I did hesitate before buying it, as I thought about how one of the reasons for foraging is to escape consumerism. But then I thought - this is the only thing I have ever purchased for foraging, and hopefully will be the only thing I ever do.

So I bought it. $14 well spent I think. And now I have, if not the perfect foraging bag, at least something pretty close.

P.S. Thanks to Joshua Vial for letting me use his pic of a New World bag caught in a local tree. Drop in and visit his No Plastic Bags campaign.

Sunday, September 28, 2008

We used our solar box cooker!

Still a couple of weeks to go before we get into prime solar cooking season here, as calculated by my Dad, but it was a beautiful day today, so we thought - why don't we have a go at something that only needs a short amount of cooking?

Boiled eggs it was.

We started at around 10.30am. We put the eggs in our black pot and covered them with warm water from the tap. I know warm water was slightly cheating, but I was desperately trying to maximise our chances of success, given that it's so early in the season, and the sun is still relatively low in the sky.

We put the pot in the cooker on two stacked cake racks to raise it up slightly and make sure the underside of the pot could heat up properly. (We had problems last summer with our panel cooker when we didn't raise the pot.)

We closed the lid, angled it towards the sun, and left it for a bit. At this point I learned my first lesson of the season: Make sure the outside of your pot is absolutely dry when you put it in the cooker!

I had given the pot a quick wash before we used it, and hadn't dried it properly. After it had been in the cooker for about half an hour it started to steam up the window. We had to open it all up again, wipe down the window, dry the outside of the pot, and then start again.

We left the eggs cooking there till about 3.30pm ... or maybe it was 4.30. I'm a bit confused by daylight saving.

During that time we moved the cooker about three times to follow the sun. As you can see from the pic below, by the end of that time it was practically falling off the deck. (And so was the cat.)

We opened the pot nervously. The water wasn't boiling, but a promising cloud of steam billowed out ...

My son did the honours with the first egg. The white was cooked.

And so was the yolk!

Hurray! Our box cooker works!

Our kombucha lives! (I think)

I have unfairly maligned my mother in law. She didn't throw out our kombucha at all.

I found it the day before yesterday in the darkest recesses of our fridge, looking like - well - something you would find in the darkest recesses of your fridge. (But kombucha always looks like that anyway.)

People describe kombucha colonies as 'pancakes', but I think they look more like placentas.

Ours seems to have had a baby placenta - or maybe there were already two before we lost them in our fridge.
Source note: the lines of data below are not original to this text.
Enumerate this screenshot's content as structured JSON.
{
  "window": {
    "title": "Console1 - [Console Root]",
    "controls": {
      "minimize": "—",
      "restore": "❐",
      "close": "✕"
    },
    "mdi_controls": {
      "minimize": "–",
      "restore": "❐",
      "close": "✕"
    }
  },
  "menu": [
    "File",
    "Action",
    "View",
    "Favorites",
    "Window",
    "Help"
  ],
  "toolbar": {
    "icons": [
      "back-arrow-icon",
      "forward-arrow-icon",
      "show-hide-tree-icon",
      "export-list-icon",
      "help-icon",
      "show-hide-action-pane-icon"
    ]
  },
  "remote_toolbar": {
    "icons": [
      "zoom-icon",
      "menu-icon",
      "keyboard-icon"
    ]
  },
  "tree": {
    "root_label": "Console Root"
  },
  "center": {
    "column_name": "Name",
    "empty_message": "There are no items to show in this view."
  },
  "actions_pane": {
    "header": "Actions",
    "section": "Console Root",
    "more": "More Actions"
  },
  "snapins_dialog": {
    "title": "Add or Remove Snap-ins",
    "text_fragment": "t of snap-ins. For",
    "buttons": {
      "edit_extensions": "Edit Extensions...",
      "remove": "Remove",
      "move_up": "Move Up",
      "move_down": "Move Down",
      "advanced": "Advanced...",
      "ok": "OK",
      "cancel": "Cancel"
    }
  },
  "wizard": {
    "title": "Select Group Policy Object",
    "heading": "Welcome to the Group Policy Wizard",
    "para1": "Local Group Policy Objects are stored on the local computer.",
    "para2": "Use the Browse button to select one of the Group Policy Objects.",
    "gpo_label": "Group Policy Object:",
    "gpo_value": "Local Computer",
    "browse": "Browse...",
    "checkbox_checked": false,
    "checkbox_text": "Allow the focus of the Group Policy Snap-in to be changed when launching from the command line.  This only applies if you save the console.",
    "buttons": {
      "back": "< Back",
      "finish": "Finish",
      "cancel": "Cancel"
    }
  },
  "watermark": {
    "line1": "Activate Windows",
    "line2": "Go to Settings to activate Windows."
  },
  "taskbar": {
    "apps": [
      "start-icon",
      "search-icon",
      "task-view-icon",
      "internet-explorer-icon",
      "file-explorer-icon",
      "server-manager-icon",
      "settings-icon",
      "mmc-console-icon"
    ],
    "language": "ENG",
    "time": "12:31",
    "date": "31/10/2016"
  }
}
I can't quite remember. I'm not sure if either of them are still alive or not, but they're not turning black, which is apparently a good sign.

I've taken the younger one out and put it into a big jar of sugar/tea mix to see if it's still doing its thing. I should be able to tell in a few days time, I hope.